Gangs are often “taken down from within,” says one Boston community leader who works to curb youth violence and counsels at-risk youth. Anything that pushes back against gang members striking deals in exchange for testimony, he says, “short circuits our entire criminal justice system.”
Rollins has said she wanted a diverse group of 30 or 40 people on her transition team, including, she said in a recent radio interview, having “people closer to the problem helping us with the solution.”
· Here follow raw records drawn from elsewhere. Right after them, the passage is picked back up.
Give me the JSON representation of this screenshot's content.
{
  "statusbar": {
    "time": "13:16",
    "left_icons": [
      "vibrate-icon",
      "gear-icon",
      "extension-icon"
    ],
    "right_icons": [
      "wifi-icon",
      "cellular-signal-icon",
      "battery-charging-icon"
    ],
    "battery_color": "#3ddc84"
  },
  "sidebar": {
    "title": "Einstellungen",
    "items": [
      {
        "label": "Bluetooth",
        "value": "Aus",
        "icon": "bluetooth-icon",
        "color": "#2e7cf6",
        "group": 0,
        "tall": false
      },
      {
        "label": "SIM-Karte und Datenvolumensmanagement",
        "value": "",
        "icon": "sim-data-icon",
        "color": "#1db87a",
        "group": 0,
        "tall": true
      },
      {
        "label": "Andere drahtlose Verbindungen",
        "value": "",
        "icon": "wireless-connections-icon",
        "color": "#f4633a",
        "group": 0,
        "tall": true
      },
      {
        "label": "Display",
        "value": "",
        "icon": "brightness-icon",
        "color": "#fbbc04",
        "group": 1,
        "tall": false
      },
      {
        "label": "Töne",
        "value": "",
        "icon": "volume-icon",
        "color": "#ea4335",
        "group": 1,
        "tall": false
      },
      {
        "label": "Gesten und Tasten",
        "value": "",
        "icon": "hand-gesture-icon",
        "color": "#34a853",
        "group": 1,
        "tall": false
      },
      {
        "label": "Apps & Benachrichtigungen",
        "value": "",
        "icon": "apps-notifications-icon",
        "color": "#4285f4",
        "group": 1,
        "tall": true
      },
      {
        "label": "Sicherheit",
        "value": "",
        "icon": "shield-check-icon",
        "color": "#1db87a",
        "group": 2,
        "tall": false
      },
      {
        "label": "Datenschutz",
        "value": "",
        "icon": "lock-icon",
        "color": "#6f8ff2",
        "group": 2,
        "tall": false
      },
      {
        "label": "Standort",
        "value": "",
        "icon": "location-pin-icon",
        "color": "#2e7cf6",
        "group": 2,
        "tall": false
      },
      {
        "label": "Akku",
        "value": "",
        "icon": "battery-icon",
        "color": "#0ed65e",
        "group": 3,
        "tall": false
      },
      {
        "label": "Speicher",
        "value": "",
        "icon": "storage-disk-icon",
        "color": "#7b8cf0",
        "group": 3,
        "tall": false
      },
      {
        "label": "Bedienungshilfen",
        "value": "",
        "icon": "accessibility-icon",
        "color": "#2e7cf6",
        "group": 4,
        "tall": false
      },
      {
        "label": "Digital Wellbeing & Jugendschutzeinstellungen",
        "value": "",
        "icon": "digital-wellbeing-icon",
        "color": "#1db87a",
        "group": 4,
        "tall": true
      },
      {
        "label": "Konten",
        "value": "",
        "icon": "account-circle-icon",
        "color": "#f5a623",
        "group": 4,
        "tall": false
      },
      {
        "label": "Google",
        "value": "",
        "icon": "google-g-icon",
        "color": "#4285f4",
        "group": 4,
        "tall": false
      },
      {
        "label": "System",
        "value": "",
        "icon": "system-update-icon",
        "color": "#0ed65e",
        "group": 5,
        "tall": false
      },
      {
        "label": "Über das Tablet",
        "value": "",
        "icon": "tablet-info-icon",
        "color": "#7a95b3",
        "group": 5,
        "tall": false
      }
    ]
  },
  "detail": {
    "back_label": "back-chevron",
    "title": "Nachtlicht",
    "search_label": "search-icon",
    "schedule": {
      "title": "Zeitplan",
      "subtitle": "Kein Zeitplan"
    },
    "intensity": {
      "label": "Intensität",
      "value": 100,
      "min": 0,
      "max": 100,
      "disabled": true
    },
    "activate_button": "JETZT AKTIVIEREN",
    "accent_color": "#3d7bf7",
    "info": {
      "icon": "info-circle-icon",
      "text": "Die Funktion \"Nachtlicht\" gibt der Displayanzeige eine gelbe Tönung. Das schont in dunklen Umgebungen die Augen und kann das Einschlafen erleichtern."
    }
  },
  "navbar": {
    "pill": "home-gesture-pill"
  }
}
She initially only officially named her two transition co-chairs and a six-member steering committee of people with deep legal background. In mid-December, the names of her broader transition team were released. The list includes several people with past involvement in the criminal justice system, but not White. In a statement, Rollins said she had initially invited White to be on the transition team because of “his lived experiences and the vital work he is doing in the areas of violence prevention, fatherhood, and mental health awareness,” but he elected to resign in order to not be a distraction to the transition work.
Some have whispered about rookie mistakes Rollins has made that suggest she wasn’t fully prepared for the spotlight and scrutiny that will attend every move she makes. Meanwhile, some of the waves she has made have simply been a function of who she is.
“She’s a straight shooter. She tells you exactly what she thinks, and she acts on what she thinks is right,” says Mo Cowan, the former US senator and one-time chief of staff to Gov. Deval Patrick, who was a couple of years ahead of Rollins at Northeastern University Law School.
But even Rollins seems to recognize a need to modulate her propensity for blunt talk.
Following the election, she was part of a panel discussion that included Gross, the Boston police commissioner, and Deputy Superintendent Nora Baston, who was recently named commander of the department’s new Bureau of Community Engagement. When the police officials extolled efforts to break down barriers between the department and residents, including basketball games between police and teenagers and handing out ice cream to kids, Rollins threw a wrench into the works.
“We have to do more than that in order to engage the community,” she recalls saying at the forum. Rollins, who is concerned that the community engagement ethos isn’t practiced across the entire department, went on to say it does no good for officers to be handing out ice cream to some kids during the day, while gang unit cops are encountering others late at night and “knocking their teeth out.”
She says Gross stared daggers at her.
“The statements I made I stand by,” says Rollins. “Whether that was the forum to have that discussion would be a different story. I think I will just own that. I need to realize that I’m now the DA.”
“I describe her style as forceful,” says Suffolk County Sheriff Steve Tompkins. “I like her style. That said, when you’re coming from outside, you have to establish relationships that are going to be meaningful so people will continue to give you their support.”
“She didn’t get where she is by lacking self-confidence,” says Tom Glynn, the former CEO of Massport who brought her on as general counsel. “I was a fan working with her, and I’ve been a fan since. She’s very engaging. She’s a good listener. She’s willing to try new things. I think people need to give her a chance to do the consensus building and put her team together.”
Asked if she finds the prospects of her new role daunting, Rollins pauses for a moment.
“I think it’s exciting,” she says. “Change is good.”